Cardiac PET CT Testing

Mount Sinai Morningside features advanced imaging capabilities for the detection of heart disease. Cardiac positron emission tomography (PET) can be combined with computed tomography (CT) scanning to provide imaging of the functioning heart as well as heart anatomy. A small amount of radioactive tracer is used in these tests. The radioactive molecule that we use is called rubidium and is extremely safe—it delivers significantly lower radiation and has a very short half-life, meaning it doesn’t last long in the body. Mount Sinai Morningside is one of the few facilities in the New York area to have its own rubidium generator, and our imaging specialists have specific expertise in these procedures. Because of this capability, we are able to schedule timely and easy access to the entire range of advanced cardiac PET testing.

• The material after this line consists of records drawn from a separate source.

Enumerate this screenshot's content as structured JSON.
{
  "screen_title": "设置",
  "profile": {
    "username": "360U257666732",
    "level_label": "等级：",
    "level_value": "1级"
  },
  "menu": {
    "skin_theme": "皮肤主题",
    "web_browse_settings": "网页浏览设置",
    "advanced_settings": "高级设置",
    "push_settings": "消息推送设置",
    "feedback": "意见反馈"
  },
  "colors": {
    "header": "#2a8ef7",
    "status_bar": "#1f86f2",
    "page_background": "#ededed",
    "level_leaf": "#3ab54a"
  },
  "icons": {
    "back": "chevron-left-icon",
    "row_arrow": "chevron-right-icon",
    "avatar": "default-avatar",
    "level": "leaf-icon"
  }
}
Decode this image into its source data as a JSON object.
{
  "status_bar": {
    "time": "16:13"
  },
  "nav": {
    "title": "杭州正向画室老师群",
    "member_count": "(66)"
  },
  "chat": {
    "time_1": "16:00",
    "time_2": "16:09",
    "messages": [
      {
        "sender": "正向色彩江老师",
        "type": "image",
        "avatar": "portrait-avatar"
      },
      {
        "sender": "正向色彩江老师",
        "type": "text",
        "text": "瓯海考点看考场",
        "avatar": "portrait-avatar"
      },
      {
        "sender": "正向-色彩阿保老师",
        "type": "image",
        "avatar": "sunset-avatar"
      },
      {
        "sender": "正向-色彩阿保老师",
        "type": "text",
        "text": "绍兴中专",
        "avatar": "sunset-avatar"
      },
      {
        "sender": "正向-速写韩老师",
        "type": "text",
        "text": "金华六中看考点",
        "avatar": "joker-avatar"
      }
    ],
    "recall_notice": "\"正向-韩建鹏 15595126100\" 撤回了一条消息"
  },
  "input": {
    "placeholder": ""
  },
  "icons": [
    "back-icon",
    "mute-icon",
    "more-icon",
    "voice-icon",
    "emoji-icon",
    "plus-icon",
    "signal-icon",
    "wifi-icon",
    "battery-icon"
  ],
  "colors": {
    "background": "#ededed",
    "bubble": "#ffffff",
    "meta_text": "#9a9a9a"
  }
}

The cardiac PET CT test is a noninvasive procedure that can detect the progression of heart disease, as well as inflammation or infection around the heart. A small amount of radioactive tracer is injected into a vein, and a special camera called a PET scanner detects the radiation released by the tracer and creates computer images of your heart. The test is combined with a medication to open your blood vessels and simulates the effects of exercise on your cardiovascular system. It may be used if you are unable to exercise on a treadmill or exercise bicycle and measures the blood flow to your heart under stress. There are three common types of cardiac PET CT tests that measure blood flow, detect damage to heart muscles, or check for inflammation or infection. Learn more about PET tests and how to prepare for them.